Despite emails begging you for money, I haven't actually jumped a plane to London or been mugged at gunpoint. I'm safe and sound at home and an email hacker is having a hay day with my old account. FYI.
I would like to thank everyone who commented on my Schooling Older Adoptees post. Apparently it isn't just a Liberian issue. I sat at my computer and whimpered as I read your appreciation. You have truly blessed me.
I'm losing hair by the fistfuls lately. I have done this after every baby, but that doesn't make it any less scary to see the tub drain covered in hair. Anybody else have postpartum hair loss? Any solutions?
Monday, May 3, 2010
First thing I noticed when I moved all the kids' clothes to the family closet- Daniel has 30 pair of underwear, Chloe has WAY too many clothes, and Maya has 4 shirts. Who knew? (As for Maya, she never asks for anything so I just assumed she really liked those 4 shirts. Whoops!)
Second thing I noticed - the kids (other than Maya) have no idea how to keep their drawers organized. This is where my denial approach came in. I got so overwhelmed looking in their messy drawers, hangers hung backwards on the rod (boys!), and skirts draped over the rod because someone was too lazy to clip it to a skirt hanger (Chloe!), that I just stayed out of their closets and drawers.

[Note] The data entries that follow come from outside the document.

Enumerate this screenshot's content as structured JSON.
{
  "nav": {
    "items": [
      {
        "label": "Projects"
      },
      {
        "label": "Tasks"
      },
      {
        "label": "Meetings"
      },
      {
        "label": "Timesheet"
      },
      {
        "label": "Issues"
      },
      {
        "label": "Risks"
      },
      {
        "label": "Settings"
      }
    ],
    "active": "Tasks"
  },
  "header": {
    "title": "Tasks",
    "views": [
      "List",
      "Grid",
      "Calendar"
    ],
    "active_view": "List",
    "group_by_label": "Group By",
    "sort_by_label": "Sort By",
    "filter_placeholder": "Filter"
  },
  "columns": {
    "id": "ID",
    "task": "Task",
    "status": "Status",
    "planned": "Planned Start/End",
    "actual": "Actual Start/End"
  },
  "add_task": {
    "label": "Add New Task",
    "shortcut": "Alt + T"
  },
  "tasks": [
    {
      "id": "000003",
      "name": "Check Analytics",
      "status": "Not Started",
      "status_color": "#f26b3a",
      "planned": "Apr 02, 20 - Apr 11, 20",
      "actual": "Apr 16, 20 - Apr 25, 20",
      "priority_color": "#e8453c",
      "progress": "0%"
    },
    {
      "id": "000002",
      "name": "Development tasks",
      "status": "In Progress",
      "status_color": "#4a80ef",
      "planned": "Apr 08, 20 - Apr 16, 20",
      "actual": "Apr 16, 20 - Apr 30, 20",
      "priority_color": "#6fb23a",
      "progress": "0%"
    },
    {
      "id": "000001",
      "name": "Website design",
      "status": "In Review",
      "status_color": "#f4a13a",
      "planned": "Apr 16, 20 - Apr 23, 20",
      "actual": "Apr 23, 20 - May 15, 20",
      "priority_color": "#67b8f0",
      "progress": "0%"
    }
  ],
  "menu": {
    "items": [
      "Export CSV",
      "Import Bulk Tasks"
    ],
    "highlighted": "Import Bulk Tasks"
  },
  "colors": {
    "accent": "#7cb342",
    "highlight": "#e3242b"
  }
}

So here's the big closet. I have since bought Maya some new clothes, gave away a ton of size 5 underwear, and gave half of Chloe's clothes away. Less is best. All of their out of season clothes are still in underbed boxes under their beds (duh!), since they don't take up any extra space, but the boys' chest and the girls' dresser are in here now. Their closets are now for toys. Goodbye doll house! I don't have to look at you anymore! Bwahaha!

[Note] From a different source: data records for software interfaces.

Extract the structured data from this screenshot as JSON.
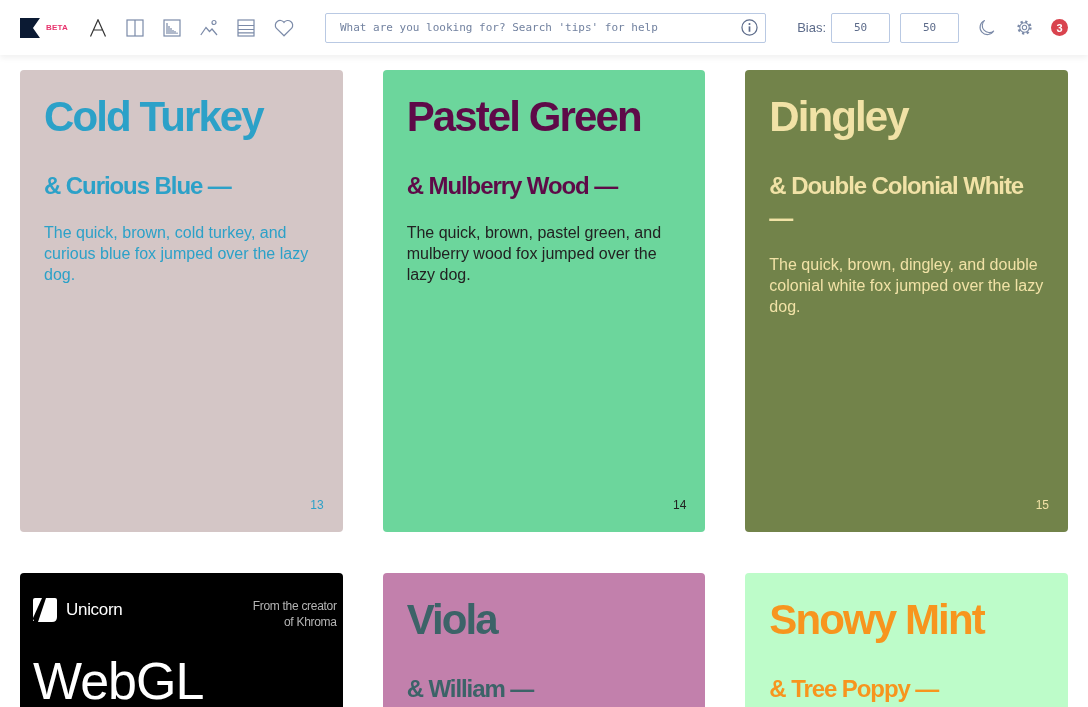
{
  "header": {
    "logo": {
      "badge": "BETA"
    },
    "search": {
      "placeholder": "What are you looking for? Search 'tips' for help"
    },
    "bias": {
      "label": "Bias:",
      "values": [
        "50",
        "50"
      ]
    },
    "notifications": {
      "count": "3"
    }
  },
  "cards": [
    {
      "kind": "palette",
      "color": "#d4c6c6",
      "title": {
        "text": "Cold Turkey",
        "color": "#2ca1c8"
      },
      "subtitle": {
        "text": "& Curious Blue —",
        "color": "#2ca1c8"
      },
      "sample": {
        "text": "The quick, brown, cold turkey, and curious blue fox jumped over the lazy dog.",
        "color": "#2ca1c8"
      },
      "number": {
        "text": "13",
        "color": "#2ca1c8"
      }
    },
    {
      "kind": "palette",
      "color": "#6cd69c",
      "title": {
        "text": "Pastel Green",
        "color": "#5e0a48"
      },
      "subtitle": {
        "text": "& Mulberry Wood —",
        "color": "#5e0a48"
      },
      "sample": {
        "text": "The quick, brown, pastel green, and mulberry wood fox jumped over the lazy dog.",
        "color": "#222222"
      },
      "number": {
        "text": "14",
        "color": "#222222"
      }
    },
    {
      "kind": "palette",
      "color": "#72834a",
      "title": {
        "text": "Dingley",
        "color": "#f1e2a6"
      },
      "subtitle": {
        "text": "& Double Colonial White —",
        "color": "#f1e2a6"
      },
      "sample": {
        "text": "The quick, brown, dingley, and double colonial white fox jumped over the lazy dog.",
        "color": "#f1e2a6"
      },
      "number": {
        "text": "15",
        "color": "#f1e2a6"
      }
    },
    {
      "kind": "ad",
      "brand": "Unicorn",
      "tagline": "From the creator of Khroma",
      "headline": "WebGL"
    },
    {
      "kind": "palette",
      "color": "#c280ac",
      "title": {
        "text": "Viola",
        "color": "#3c6368"
      },
      "subtitle": {
        "text": "& William —",
        "color": "#3c6368"
      }
    },
    {
      "kind": "palette",
      "color": "#bdfcc9",
      "title": {
        "text": "Snowy Mint",
        "color": "#f7951e"
      },
      "subtitle": {
        "text": "& Tree Poppy —",
        "color": "#f7951e"
      }
    }
  ]
}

(By the way, Julia's clothes haven't been moved in here yet because I don't want to get her dressed on the floor.)
The girls each have a drawer for their socks and another for their pj's. Same for the boys.
These baskets on top are for shoes that don't currently fit anyone. They are labeled according to size. I have shoes in every size just waiting for bigger feet. This is the ease of shopping for a big family: If it's good quality, buy it. Doesn't matter what size it is as long as it's at least the size of the smallest child. It'll fit someone someday.
These baskets on the lower shelf are for undies and modesty shorts (biker shorts to be worn under skirts and dresses). With them out in the open like this, I can easily see if someone has too many or too few undies. (Seriously Daniel, did you ever even wear a pair twice? Sheesh!) Additionally, the boys each have a basket for their shorts.
So here's how it works: The kids get their outfit for the day and get dressed in the family closet, in their room, or in the bathroom. Modesty is still priority. I go in here several times a day and can quickly see who didn't put their pj's away or hang their skirt back up (Chloe again).
On laundry days, I sit in a rocking chair in here and read while they fold and put away their clothes. It's glorious.
This system is making my life so much easier and I don't have to live in denial anymore!